The Religion and American Culture Caucus of the American Studies Association offers the following Calls for Papers for the 2008 Annual Meeting in Alburquerque, New Mexico, October 16-19, 2008. According to ASA guidelines, the Caucus may officially sponsor only one session per year but may assist in the organization of other sessions. Sponsorship does not guarantee a place on the final program. For more information on the Caucus, please see our site at http://www.theasa.net/caucus_religion/
All proposals should follow the ASA’s submission guidelines for session descriptions, paper abstracts, and CVs, which are described on the ASA website. (http://www.theasa.net/annual_meeting/page/submitting_a_proposal/)
Submissions will be reviewed by a panel of Caucus members; notification of sponsorship will be made before January 25. Please send proposals to Matt Hedstrom by January 11, 2008.
Calls for Papers
1. The Religious Left in Modern America
This panel seeks a reassessment of the religious Left in American culture and politics from the heyday of the Social Gospel in the late nineteenth century to the present.

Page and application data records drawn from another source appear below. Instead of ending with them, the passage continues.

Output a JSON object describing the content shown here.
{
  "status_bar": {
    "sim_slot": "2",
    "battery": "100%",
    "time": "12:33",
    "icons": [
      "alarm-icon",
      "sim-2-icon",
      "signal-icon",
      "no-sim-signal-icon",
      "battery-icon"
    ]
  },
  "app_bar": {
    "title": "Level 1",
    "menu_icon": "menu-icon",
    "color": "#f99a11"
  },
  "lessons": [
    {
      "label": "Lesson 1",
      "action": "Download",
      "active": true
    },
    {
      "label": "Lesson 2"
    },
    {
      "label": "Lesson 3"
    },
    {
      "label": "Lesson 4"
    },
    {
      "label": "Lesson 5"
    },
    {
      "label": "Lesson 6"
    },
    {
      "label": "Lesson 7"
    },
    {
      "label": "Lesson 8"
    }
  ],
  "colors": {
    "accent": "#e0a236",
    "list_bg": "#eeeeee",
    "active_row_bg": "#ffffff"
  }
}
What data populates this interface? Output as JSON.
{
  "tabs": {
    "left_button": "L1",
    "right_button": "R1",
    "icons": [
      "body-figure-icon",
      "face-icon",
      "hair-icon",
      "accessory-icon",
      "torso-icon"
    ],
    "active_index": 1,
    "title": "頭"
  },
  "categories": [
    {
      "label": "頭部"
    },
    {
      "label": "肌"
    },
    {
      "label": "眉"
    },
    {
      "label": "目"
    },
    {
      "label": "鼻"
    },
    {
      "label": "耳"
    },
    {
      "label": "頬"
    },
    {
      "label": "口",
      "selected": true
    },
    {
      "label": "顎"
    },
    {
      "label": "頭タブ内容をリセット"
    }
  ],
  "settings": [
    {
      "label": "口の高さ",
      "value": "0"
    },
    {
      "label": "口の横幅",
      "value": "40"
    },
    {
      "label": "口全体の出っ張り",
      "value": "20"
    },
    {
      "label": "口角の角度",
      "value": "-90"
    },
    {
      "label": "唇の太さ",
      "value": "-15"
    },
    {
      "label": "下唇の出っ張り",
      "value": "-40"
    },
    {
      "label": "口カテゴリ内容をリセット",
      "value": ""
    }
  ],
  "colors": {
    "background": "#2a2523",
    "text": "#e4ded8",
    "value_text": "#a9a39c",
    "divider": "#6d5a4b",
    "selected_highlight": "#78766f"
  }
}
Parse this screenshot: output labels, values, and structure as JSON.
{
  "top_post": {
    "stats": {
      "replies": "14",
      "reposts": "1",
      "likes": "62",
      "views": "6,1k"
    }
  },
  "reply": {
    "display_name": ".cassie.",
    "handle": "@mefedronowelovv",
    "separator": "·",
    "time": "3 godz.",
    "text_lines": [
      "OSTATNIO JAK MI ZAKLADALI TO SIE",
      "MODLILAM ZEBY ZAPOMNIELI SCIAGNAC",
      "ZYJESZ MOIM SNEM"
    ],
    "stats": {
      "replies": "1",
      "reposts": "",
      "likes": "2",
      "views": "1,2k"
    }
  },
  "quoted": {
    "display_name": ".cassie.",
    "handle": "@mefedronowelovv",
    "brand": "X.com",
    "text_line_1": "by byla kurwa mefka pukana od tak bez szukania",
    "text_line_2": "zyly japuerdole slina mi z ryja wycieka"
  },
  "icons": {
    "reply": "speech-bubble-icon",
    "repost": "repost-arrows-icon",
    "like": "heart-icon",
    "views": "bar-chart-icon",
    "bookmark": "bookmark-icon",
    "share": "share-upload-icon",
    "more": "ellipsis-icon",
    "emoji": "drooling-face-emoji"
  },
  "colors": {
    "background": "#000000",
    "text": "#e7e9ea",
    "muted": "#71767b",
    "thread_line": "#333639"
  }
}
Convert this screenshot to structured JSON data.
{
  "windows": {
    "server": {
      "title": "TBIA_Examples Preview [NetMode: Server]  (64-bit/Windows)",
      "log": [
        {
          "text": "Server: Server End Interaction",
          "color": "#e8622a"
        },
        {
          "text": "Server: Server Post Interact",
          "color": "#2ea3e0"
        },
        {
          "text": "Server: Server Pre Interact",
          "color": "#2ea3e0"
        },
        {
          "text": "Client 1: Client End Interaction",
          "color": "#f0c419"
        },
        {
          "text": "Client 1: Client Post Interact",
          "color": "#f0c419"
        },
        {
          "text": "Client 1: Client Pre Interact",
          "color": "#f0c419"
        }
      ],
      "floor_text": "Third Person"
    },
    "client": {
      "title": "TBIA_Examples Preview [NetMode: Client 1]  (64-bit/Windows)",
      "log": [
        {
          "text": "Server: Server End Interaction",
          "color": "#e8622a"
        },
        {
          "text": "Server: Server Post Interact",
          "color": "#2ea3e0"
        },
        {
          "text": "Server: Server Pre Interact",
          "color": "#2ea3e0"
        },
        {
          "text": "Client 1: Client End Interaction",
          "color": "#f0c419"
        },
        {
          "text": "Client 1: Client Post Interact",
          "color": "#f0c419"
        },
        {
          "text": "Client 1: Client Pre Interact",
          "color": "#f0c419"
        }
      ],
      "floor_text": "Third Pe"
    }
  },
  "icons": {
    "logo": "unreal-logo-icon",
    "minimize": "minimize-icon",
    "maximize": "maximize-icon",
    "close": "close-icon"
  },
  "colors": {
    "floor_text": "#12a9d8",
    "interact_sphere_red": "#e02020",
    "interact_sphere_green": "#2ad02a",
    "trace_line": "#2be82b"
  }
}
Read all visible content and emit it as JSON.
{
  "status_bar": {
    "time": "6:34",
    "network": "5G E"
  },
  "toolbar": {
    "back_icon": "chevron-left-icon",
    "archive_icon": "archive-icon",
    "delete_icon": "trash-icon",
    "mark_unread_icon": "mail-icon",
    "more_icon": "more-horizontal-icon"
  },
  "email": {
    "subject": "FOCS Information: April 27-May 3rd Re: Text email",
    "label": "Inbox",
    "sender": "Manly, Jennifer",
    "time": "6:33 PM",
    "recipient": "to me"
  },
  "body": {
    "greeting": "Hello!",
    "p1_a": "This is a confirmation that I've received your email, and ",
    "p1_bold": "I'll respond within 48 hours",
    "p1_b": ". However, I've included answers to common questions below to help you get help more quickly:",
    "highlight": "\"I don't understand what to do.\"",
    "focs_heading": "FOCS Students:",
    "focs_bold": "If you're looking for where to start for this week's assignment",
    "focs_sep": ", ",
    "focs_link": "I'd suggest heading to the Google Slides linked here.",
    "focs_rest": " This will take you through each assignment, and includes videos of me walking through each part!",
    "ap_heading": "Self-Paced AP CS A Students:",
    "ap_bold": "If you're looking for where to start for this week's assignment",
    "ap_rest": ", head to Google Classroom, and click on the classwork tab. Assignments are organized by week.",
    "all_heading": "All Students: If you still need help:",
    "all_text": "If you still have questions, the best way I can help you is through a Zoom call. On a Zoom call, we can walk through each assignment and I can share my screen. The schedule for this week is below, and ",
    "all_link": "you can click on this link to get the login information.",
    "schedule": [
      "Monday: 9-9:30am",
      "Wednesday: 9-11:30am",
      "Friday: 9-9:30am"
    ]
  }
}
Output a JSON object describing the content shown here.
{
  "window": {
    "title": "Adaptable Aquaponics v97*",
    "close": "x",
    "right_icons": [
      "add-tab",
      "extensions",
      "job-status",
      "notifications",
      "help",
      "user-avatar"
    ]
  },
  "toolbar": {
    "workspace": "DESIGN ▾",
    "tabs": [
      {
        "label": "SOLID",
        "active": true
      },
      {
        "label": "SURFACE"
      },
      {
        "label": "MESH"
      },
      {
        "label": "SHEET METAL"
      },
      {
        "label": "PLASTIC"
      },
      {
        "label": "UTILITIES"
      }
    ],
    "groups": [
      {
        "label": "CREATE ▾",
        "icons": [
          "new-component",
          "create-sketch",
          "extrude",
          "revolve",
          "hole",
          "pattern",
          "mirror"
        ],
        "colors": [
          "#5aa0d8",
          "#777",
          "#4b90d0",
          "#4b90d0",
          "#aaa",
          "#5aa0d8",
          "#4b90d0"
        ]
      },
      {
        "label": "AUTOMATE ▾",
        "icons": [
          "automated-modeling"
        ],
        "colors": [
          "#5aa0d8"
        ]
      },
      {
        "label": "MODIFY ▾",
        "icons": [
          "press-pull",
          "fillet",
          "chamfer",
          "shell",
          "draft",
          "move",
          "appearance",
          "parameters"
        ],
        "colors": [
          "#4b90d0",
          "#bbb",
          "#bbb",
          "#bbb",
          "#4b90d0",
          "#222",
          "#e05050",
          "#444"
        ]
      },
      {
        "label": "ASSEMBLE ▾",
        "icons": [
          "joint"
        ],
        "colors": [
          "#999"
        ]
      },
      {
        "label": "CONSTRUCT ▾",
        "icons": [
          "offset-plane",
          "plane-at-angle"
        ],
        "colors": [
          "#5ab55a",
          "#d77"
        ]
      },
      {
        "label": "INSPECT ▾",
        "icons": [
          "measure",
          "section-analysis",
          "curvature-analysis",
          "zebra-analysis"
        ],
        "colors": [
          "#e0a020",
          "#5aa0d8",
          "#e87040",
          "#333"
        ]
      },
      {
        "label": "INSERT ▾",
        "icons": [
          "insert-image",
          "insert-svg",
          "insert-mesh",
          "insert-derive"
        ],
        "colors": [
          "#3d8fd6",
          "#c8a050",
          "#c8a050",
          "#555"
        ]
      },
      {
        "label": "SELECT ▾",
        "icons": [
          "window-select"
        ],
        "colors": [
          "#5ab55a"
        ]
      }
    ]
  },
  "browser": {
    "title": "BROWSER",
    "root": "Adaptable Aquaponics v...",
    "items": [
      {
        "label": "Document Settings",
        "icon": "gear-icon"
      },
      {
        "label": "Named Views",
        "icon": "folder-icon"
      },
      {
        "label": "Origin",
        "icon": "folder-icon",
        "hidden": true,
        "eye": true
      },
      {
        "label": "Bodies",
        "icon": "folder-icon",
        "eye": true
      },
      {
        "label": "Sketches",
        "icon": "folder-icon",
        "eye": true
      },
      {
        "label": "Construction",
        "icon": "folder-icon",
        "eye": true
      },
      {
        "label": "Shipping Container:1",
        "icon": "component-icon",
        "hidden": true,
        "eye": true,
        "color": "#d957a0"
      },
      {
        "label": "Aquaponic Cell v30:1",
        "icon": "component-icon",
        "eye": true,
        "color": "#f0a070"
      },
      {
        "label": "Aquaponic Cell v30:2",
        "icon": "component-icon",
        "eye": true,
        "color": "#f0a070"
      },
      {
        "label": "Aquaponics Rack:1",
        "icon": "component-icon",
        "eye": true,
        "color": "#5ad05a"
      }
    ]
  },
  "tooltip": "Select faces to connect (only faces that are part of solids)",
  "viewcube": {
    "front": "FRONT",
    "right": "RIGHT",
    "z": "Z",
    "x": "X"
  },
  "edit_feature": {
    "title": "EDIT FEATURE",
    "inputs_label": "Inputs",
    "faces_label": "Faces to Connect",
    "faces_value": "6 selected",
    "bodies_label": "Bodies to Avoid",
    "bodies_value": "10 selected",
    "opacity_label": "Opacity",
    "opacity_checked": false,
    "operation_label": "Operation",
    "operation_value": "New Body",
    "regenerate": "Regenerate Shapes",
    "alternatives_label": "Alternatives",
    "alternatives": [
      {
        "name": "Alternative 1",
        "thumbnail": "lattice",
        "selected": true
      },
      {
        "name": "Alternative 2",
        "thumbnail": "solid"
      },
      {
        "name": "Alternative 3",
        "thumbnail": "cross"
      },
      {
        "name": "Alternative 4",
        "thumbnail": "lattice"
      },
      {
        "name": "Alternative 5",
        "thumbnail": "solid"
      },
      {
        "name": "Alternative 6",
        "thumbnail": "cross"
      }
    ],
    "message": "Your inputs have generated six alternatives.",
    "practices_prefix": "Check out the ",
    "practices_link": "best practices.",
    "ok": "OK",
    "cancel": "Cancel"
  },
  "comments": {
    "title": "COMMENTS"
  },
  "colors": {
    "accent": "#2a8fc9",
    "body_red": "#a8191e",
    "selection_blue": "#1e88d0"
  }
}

The current efforts of the Democratic Party to speak more effectively in a religious idiom, and the widely reported fracturing of the Religious Right, bring a renewed urgency to studying the role of religion in the development and continued makeup of the Left in American politics and public life.
Topics may include (but are certainly not limited to): the Social Gospel; religion and the counterculture of the 1960s and 1970s; religious voices in the African-American, Latino/a, gay and lesbian, and women’s liberation movements; religion and the labor movement; pacifism and anti-imperialism; the Democratic Party; church, state, and pluralism; political philosophy; the New Deal; the Great Society.
2. Religion and Violence in Popular Culture
Both the violence of religion and the religion of violence are all too evident in our contemporary politics and culture. This panel aims to assess the complex interplay between religion and violence in American life through a study of its myriad manifestations in popular culture, both historically and in the present.
3. Other complete sessions
We are eager to consider for sponsorship other complete panel sessions exploring historical, theoretical, and/or methodological issues in religion and American culture, including matters of secularism as a category of experience and analysis. Panel proposals should address the 2008 meeting theme, “Back Down to the Crossroads: Integrative American Studies in Theory and Practice.” The notion of the crossroads speaks to current theoretical work in religious studies and offers the opportunity for commentary on a wide-variety of religious and cultural phenomena in the American West and Southwest, nationally, and transnationally.
Though we can only consider complete panel proposals for sponsorship, we are pleased to offer assistance to those working to assemble panels for 2008. Please feel free to be in touch!
Matthew S. Hedstrom, PhD
Postdoctoral Research Associate
Center for the Study of Religion